* Prompt:
The records below need to be repeated exactly, with every picture left out.

= = = =

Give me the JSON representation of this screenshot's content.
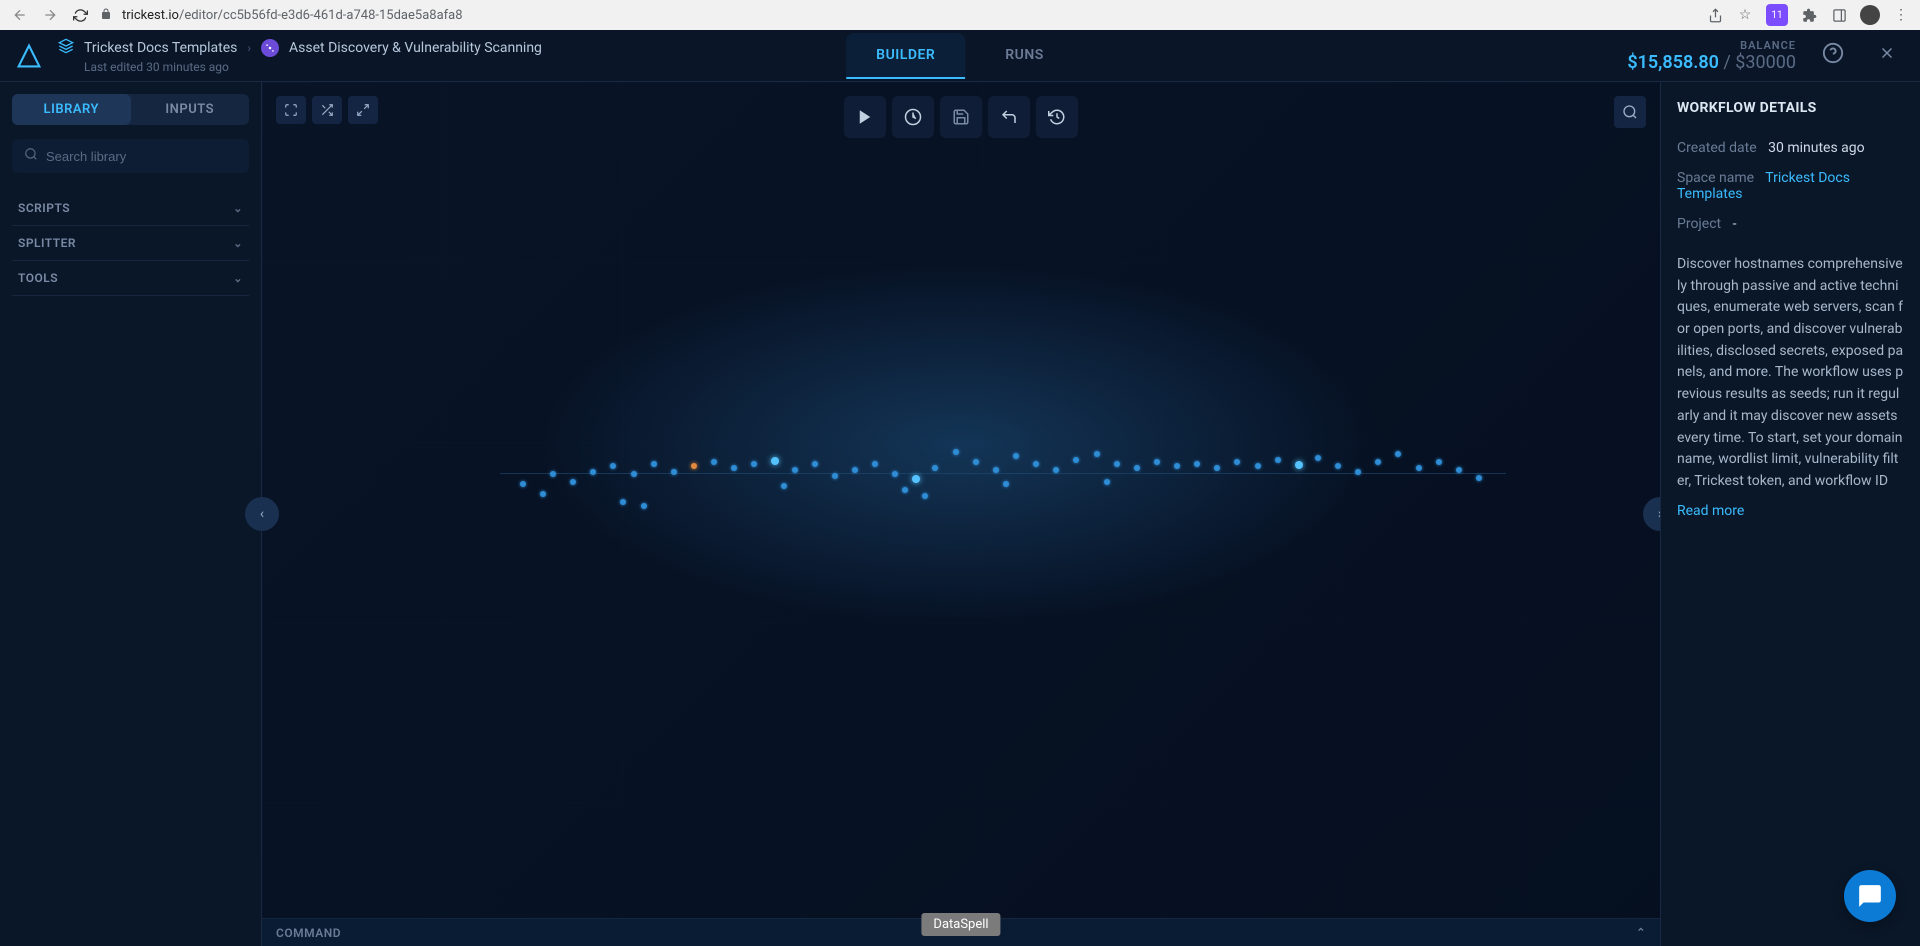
{
  "browser": {
    "url_domain": "trickest.io",
    "url_path": "/editor/cc5b56fd-e3d6-461d-a748-15dae5a8afa8",
    "ext_badge": "11"
  },
  "header": {
    "breadcrumb_space": "Trickest Docs Templates",
    "breadcrumb_workflow": "Asset Discovery & Vulnerability Scanning",
    "last_edited": "Last edited 30 minutes ago",
    "tab_builder": "BUILDER",
    "tab_runs": "RUNS",
    "balance_label": "BALANCE",
    "balance_current": "$15,858.80",
    "balance_separator": " / ",
    "balance_total": "$30000"
  },
  "sidebar": {
    "tab_library": "LIBRARY",
    "tab_inputs": "INPUTS",
    "search_placeholder": "Search library",
    "sections": [
      {
        "label": "SCRIPTS"
      },
      {
        "label": "SPLITTER"
      },
      {
        "label": "TOOLS"
      }
    ]
  },
  "canvas": {
    "command_label": "COMMAND",
    "tooltip": "DataSpell"
  },
  "details": {
    "title": "WORKFLOW DETAILS",
    "created_label": "Created date",
    "created_value": "30 minutes ago",
    "space_label": "Space name",
    "space_value": "Trickest Docs Templates",
    "project_label": "Project",
    "project_value": "-",
    "description": "Discover hostnames comprehensively through passive and active techniques, enumerate web servers, scan for open ports, and discover vulnerabilities, disclosed secrets, exposed panels, and more. The workflow uses previous results as seeds; run it regularly and it may discover new assets every time. To start, set your domain name, wordlist limit, vulnerability filter, Trickest token, and workflow ID",
    "read_more": "Read more"
  }
}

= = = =

* Answer to the problem:
Give me the JSON representation of this screenshot's content.
{
  "browser": {
    "url_domain": "trickest.io",
    "url_path": "/editor/cc5b56fd-e3d6-461d-a748-15dae5a8afa8",
    "ext_badge": "11"
  },
  "header": {
    "breadcrumb_space": "Trickest Docs Templates",
    "breadcrumb_workflow": "Asset Discovery & Vulnerability Scanning",
    "last_edited": "Last edited 30 minutes ago",
    "tab_builder": "BUILDER",
    "tab_runs": "RUNS",
    "balance_label": "BALANCE",
    "balance_current": "$15,858.80",
    "balance_separator": " / ",
    "balance_total": "$30000"
  },
  "sidebar": {
    "tab_library": "LIBRARY",
    "tab_inputs": "INPUTS",
    "search_placeholder": "Search library",
    "sections": [
      {
        "label": "SCRIPTS"
      },
      {
        "label": "SPLITTER"
      },
      {
        "label": "TOOLS"
      }
    ]
  },
  "canvas": {
    "command_label": "COMMAND",
    "tooltip": "DataSpell"
  },
  "details": {
    "title": "WORKFLOW DETAILS",
    "created_label": "Created date",
    "created_value": "30 minutes ago",
    "space_label": "Space name",
    "space_value": "Trickest Docs Templates",
    "project_label": "Project",
    "project_value": "-",
    "description": "Discover hostnames comprehensively through passive and active techniques, enumerate web servers, scan for open ports, and discover vulnerabilities, disclosed secrets, exposed panels, and more. The workflow uses previous results as seeds; run it regularly and it may discover new assets every time. To start, set your domain name, wordlist limit, vulnerability filter, Trickest token, and workflow ID",
    "read_more": "Read more"
  }
}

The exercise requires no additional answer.